Sources said GST revenue grew 14% during Novermber18–March19 period, which was after substantial rate cuts had been made.
The declining trend in goods and services tax (GST) revenue this fiscal is largely due to a cyclical consumption slowdown, especially in the auto sector, official sources said while refuting Kerala finance minister Thomas Isaac’s view that it was a reflection of inefficient administration of rates that were slashed below revenue-neutral levels.
Isaac had expressed his views through a tweet on Wednesday, a day after GST collection for September came in. The mop-up at Rs 91,916 crore was the lowest in 19 months and only for the second time since the GST was launched in July 2017, that monthly collection dipped (2.7%) compared with the year-ago period.
Sources said GST revenue grew 14% during Novermber18–March19 period, which was after substantial rate cuts had been made. The GST mop-up started to slow down to a 5% growth level since April 2019, which disproves that rate cuts impacted revenue growth, sources said.

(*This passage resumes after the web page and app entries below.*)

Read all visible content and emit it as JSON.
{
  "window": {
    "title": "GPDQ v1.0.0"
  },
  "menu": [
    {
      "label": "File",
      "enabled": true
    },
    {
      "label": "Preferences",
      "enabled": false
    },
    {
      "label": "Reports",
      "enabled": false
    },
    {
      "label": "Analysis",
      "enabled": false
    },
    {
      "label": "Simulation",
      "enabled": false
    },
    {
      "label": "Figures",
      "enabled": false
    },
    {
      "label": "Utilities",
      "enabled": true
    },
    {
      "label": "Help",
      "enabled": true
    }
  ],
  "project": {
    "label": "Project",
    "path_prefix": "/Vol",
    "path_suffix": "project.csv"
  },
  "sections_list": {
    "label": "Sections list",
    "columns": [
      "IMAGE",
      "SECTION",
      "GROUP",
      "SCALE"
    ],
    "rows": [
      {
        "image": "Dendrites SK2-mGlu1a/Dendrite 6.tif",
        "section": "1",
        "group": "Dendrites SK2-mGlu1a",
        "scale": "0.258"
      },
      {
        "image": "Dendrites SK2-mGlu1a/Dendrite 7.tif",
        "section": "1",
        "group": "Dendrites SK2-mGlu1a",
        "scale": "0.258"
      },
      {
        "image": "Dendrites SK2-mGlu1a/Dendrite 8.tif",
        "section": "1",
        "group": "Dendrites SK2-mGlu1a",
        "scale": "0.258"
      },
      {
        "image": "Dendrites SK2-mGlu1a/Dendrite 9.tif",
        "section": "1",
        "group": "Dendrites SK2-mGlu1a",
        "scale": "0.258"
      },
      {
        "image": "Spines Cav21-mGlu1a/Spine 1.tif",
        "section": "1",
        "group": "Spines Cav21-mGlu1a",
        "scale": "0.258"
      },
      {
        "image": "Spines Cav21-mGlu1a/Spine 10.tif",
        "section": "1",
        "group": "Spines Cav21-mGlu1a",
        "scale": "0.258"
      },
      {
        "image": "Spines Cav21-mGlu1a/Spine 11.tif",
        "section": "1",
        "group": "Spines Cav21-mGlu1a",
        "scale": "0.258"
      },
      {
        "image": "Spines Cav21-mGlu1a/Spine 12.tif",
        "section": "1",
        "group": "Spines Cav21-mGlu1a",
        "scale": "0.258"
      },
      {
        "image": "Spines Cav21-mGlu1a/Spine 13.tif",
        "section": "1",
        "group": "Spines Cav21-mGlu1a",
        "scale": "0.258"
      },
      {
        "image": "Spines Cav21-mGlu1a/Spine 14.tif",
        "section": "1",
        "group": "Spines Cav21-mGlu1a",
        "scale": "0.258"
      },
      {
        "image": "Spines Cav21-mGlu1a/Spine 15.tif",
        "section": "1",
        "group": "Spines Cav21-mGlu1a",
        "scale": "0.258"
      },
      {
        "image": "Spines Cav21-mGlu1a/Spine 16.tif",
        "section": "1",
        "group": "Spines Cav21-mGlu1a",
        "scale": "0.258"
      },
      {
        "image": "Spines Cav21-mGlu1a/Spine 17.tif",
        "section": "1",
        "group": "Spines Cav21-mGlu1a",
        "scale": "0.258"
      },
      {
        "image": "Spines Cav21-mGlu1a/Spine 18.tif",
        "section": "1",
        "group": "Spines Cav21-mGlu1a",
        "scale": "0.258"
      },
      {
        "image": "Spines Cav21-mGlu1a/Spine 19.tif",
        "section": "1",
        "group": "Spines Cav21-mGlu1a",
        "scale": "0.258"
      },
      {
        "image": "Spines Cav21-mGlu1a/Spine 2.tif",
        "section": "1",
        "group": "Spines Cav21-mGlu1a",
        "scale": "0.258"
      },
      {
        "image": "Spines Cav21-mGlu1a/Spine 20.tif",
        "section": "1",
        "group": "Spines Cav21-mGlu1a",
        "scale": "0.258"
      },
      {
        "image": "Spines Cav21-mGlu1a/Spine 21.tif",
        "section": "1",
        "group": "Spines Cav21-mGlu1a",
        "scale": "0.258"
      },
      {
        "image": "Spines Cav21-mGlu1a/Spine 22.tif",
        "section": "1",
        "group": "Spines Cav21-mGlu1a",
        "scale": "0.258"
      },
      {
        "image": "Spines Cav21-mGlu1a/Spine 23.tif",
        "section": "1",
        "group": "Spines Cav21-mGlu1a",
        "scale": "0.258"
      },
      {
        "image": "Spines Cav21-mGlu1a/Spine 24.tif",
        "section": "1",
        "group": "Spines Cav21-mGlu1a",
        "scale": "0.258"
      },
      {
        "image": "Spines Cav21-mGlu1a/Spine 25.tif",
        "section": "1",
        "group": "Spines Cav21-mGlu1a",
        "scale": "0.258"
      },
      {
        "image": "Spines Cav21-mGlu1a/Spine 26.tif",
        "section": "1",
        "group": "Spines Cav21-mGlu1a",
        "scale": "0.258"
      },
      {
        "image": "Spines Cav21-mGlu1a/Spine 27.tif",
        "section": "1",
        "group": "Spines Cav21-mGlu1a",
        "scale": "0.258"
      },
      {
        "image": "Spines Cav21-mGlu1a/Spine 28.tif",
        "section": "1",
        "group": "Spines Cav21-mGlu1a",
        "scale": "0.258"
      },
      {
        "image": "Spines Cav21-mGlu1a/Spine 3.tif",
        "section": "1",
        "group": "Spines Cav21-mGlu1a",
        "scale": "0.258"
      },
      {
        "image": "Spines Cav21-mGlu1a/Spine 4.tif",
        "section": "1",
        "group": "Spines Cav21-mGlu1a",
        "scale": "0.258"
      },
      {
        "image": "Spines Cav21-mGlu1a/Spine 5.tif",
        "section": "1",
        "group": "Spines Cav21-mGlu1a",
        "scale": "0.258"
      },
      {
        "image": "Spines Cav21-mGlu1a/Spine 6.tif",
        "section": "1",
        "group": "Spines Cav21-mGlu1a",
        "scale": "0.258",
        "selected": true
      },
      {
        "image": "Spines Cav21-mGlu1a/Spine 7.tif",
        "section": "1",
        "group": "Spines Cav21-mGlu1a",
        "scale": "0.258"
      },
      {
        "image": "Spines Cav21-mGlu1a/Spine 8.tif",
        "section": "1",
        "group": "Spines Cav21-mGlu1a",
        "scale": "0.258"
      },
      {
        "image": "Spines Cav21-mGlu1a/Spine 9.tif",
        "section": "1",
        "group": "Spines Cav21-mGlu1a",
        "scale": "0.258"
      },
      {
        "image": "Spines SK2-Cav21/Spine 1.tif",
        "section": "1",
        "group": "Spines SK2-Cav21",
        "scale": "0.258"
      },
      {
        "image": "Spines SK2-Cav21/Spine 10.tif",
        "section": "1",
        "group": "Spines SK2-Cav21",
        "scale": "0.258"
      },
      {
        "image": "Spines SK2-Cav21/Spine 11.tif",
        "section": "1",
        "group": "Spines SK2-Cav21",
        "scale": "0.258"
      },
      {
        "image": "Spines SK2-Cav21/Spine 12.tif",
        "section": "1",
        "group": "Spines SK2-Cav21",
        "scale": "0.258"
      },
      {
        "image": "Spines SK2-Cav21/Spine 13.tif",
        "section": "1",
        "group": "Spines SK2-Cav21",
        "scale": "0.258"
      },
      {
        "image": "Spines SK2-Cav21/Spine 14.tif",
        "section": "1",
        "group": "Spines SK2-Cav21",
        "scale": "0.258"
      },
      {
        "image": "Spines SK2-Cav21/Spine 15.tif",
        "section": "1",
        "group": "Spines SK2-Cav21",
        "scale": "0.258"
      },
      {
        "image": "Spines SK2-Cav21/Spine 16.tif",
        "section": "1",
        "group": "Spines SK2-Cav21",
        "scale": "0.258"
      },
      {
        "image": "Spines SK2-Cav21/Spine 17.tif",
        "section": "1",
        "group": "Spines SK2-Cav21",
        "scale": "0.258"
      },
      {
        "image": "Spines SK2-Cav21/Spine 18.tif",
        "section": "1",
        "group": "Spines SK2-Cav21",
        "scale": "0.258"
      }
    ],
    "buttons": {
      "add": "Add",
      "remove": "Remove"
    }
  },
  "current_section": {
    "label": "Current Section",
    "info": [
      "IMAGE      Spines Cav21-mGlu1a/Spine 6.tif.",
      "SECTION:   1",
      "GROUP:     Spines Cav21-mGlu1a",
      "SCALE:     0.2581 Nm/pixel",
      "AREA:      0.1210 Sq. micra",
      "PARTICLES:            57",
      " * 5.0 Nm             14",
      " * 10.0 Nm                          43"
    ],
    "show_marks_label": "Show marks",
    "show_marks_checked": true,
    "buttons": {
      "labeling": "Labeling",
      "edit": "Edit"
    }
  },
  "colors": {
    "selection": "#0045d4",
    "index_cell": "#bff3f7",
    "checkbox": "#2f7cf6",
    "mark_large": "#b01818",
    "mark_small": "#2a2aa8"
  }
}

“Low GST collection is not because of slashing of rates but cyclical slowdown in auto & some other sectors are major contributors. Most rate cuts were in 2018 but from Nov 18 to March 19 growth of revenue was 14%. Kerala party to every rate cut,” Sushil Modi, deputy chief minister of Bihar, tweeted on Thursday.
The collection in September was impacted by widespread disruption due to rainfall in major economic centers like Mumbai which further affected consumption. Further, while GST revenue witnessed a less-than-expected growth rate of 5% during May-August 2019, tax on domestic inter- and intra-state supplies has seen a growth of 9%, which has been pulled down by a negative growth rate of 4% in GST on imports.
Reacting to Isaac’s comments on rate cut, sources said all such decisions have been unanimous, except for one instance when Kerala asked for voting on the GST rate for lottery. Kerala tax officials also participated in fitment committee meetings where officials prepare and discuss proposals for rate cuts, sources said.
“Record low GST collection is not only a reflection of economic slowdown, but also the mess in GST administration. What compliance can you expect when even first annual return is yet to be filed? And also rates have been continuously slashed to less than revenue-neutral levels,” Isaac had tweeted on Wednesday.
The GST Council has had to extend the deadline for filing annual returns for the first year of GST (FY18) to November 30. The original deadline was December 31, 2018 but four extensions have been granted.